In the aftermath of the crackdown, some questions are being asked related to intelligence gathering and ISIS’ ability to regroup online.

  • How quickly can ISIS’ media activists compensate for the recent disruptions, acquire new servers and transfer massive archives of data, video and images?
  • What evidence and intelligence can the seized servers yield? Among the possible options, law enforcement could identify IP addresses of computers that have been connected with those servers (to upload or download content), gather intelligence on the administrators of these servers and where they are located, or information on financial elements, and even web users who connected to the targeted websites. Some of this information might not be traceable or exploitable, which depends on the level of anonymity and operational security adopted by the administrators of these websites and their visitors. For instance, if visitors make use of VPNs to surf the web, less useful data could be collected. However, information that is collected in such cases could also yield valuable insights on the process or methodology used in administering servers and how the propaganda activities are conducted.

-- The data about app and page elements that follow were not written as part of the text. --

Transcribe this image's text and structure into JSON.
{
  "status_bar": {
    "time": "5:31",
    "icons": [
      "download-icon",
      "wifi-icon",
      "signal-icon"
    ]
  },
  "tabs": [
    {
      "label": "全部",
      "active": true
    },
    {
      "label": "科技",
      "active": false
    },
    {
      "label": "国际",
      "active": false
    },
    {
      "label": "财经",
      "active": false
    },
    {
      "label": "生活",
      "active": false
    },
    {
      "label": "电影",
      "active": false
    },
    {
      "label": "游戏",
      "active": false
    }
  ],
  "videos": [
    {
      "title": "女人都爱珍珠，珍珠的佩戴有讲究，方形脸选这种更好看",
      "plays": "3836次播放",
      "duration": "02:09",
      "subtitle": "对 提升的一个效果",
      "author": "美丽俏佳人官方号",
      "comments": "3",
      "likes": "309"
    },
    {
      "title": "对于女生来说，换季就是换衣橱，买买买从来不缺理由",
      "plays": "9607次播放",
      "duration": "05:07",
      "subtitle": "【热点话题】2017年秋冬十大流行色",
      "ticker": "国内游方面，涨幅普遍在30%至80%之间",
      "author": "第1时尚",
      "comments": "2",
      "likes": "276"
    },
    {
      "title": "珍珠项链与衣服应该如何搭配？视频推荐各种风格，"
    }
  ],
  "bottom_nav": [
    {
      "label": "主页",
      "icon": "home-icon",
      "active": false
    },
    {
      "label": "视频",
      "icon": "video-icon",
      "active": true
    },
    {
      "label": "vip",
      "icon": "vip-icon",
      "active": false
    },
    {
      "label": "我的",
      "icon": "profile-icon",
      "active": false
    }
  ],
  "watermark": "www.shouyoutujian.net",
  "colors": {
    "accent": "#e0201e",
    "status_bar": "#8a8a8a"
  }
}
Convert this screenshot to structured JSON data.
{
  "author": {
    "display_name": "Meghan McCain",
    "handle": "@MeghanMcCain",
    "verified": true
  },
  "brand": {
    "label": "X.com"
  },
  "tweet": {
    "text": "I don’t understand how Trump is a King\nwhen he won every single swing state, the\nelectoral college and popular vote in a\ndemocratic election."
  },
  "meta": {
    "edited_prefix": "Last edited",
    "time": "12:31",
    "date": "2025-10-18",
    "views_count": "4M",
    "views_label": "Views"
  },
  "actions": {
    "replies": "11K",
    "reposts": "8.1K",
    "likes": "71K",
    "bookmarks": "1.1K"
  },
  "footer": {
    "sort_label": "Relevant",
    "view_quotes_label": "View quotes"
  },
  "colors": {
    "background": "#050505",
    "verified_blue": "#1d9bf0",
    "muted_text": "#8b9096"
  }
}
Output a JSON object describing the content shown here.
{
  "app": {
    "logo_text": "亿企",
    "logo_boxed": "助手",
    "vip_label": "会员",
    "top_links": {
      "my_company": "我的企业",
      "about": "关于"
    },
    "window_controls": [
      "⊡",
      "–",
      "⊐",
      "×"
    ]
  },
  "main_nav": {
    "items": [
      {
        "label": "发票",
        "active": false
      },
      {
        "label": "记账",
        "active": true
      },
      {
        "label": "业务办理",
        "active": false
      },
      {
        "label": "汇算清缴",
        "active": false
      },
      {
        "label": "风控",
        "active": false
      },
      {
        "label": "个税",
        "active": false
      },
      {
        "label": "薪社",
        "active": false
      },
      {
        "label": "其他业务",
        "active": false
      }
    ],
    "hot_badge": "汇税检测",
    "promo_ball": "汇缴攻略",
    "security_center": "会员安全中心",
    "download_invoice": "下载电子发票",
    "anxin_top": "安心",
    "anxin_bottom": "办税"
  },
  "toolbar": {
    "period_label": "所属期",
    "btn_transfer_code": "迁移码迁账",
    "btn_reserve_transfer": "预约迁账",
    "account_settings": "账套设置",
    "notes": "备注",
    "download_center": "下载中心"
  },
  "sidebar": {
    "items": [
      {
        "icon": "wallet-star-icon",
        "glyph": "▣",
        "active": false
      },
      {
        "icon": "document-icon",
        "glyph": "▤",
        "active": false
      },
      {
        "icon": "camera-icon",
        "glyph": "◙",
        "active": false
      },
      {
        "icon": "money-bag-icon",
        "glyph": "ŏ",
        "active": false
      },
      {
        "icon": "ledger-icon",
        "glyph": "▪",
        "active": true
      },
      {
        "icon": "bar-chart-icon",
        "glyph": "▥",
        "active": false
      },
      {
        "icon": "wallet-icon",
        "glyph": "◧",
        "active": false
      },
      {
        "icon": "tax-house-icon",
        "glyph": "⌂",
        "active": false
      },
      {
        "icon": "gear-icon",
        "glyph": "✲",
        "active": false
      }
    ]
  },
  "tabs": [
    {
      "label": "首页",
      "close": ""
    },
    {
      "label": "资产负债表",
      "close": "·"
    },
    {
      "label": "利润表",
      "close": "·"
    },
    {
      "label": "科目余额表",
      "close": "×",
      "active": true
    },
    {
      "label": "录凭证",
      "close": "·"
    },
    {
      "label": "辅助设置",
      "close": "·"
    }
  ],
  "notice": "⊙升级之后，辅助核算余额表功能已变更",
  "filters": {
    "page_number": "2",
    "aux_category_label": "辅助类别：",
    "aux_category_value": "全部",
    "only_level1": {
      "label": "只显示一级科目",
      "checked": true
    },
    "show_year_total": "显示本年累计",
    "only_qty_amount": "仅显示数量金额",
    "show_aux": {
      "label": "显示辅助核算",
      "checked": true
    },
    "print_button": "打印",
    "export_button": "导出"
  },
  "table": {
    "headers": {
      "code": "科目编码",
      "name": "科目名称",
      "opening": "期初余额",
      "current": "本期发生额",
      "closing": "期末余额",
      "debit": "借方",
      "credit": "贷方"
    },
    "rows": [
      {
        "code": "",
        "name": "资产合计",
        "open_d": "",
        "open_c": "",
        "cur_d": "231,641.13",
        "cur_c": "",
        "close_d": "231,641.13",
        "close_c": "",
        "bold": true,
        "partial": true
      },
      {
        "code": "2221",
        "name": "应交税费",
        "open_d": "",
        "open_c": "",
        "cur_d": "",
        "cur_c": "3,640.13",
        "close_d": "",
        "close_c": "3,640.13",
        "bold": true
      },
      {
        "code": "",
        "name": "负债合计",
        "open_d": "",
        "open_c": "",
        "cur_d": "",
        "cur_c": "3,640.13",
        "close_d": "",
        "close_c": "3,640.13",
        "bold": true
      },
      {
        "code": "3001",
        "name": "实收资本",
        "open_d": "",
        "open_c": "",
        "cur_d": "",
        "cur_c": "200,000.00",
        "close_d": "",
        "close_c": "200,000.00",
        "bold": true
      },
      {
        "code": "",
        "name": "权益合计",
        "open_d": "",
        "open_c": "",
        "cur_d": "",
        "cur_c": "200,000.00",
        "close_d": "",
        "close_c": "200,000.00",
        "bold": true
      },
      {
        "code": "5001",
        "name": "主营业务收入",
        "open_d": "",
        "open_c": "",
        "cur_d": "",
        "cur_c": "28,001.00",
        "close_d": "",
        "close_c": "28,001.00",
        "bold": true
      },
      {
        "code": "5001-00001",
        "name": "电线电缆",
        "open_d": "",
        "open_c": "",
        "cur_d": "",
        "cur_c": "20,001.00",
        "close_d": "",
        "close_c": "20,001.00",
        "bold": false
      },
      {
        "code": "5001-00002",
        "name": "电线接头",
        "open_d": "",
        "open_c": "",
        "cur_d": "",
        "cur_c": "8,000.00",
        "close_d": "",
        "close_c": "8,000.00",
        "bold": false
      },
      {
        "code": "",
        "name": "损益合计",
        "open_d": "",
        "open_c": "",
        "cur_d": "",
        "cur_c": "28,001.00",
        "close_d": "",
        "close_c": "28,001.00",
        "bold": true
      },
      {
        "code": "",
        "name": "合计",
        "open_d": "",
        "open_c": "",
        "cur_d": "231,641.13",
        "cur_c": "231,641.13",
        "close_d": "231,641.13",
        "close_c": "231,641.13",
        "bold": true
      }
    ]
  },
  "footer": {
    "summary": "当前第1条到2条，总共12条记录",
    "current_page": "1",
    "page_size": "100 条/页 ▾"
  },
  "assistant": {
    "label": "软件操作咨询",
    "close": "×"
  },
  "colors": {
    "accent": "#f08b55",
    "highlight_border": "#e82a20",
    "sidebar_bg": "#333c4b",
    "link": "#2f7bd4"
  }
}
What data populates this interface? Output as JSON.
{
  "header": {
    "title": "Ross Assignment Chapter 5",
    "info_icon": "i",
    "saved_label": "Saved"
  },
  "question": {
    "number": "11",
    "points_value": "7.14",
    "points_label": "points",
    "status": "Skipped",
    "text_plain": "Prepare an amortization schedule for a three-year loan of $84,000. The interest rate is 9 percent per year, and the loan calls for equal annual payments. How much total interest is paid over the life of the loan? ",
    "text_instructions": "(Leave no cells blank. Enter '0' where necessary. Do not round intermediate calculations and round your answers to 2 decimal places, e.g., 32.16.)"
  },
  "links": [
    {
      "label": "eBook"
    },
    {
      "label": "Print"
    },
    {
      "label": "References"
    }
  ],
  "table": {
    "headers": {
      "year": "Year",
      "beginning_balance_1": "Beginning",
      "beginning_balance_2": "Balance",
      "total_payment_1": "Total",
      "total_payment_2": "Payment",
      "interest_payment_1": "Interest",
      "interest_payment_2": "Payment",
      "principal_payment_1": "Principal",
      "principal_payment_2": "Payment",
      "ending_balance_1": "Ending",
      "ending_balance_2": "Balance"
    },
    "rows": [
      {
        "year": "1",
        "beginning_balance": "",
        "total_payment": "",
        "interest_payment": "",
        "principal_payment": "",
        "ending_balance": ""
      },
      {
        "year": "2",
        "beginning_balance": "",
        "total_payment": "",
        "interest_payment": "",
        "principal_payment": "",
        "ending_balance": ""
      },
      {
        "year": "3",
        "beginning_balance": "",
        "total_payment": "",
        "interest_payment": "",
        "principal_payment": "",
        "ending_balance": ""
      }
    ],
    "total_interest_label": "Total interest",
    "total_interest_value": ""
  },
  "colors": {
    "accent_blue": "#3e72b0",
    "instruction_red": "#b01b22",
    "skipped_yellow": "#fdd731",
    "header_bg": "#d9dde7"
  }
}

In summary, Europol’s operation does not truly compromise the flow of ISIS’ propaganda and should not be assessed solely by this benchmark, at least for now. Its effect could be felt if the seized elements yield enough exploitable intelligence on the sources of this propaganda, which can only be assessed in the middle term.

Additionally, effective curbing of propaganda from the surface web can only be achieved by a constant monitoring force that can implement swift removal or deletion of offending websites, servers and domains.  Such a course of action is costly and is also associated with several complications. Legal, ethical and political questions arise about what type of content has to be removed, owing partly to the different views of countries on the boundaries of free speech. There are similar questions related to determine what kind of entity within a country would or should have the authority to make such assessments and decisions, if at all.

Content removal will be offset by fresh tactics from media activists, as has been the case in the past, where fragmentation of propaganda to various platforms could be observed and a growing use could be witnessed of obscure domain registrars, as well as hard-to-trace servers. These innovative tactics may result in prolonged deletion times that require similar anticipation and adaptability from the authorities. Moreover, a constant trade-off has to be made between swift content removal and the need to collect data over time. The latter could yield valuable intelligence, albeit at the risk of looking permissive from a political standpoint.

Europol’s operation discussed in this piece, besides confirming that international partners are working to tackle this together, indeed reflects that the fight against propaganda is inextricably linked to the crucial process of intelligence collection. It will hopefully enable actors like Europol to better address the challenge of targeting the online sources from which propaganda emanates, including those on Telegram, rather than trying to mechanically stamp out a seemingly infinite flow of terrorist content.

This Perspective originally appeared in a slightly different form, published in French with Ultima Ratio, IFRI’s Center for Security Studies’ blog, on May 3rd, 2018.

[1] Islamic State in Iraq and Syria, also known as IS, ISIL


About the Authors

Laurence Bindner delivers expertise on the organization of jihadist online activity and the spread of content, providing knowledge on the evolution of jihadi narratives and rhetoric. Former Director of Development of the Center for the Analysis of Terrorism (CAT) in Paris and member of the UN CTED Global Research Network, her work also covered analysis of terrorism financing.

Raphael Gluck has a background in web development, social media marketing and IT consultancy. Over the past several years he has focused on the spread of terrorist propaganda online, charting jihadist group digital strategies, including app development and social media proliferation on the surface web as well as the deep and dark web.

Laurence Bindner and Raphael Gluck have co-founded The JOS Project.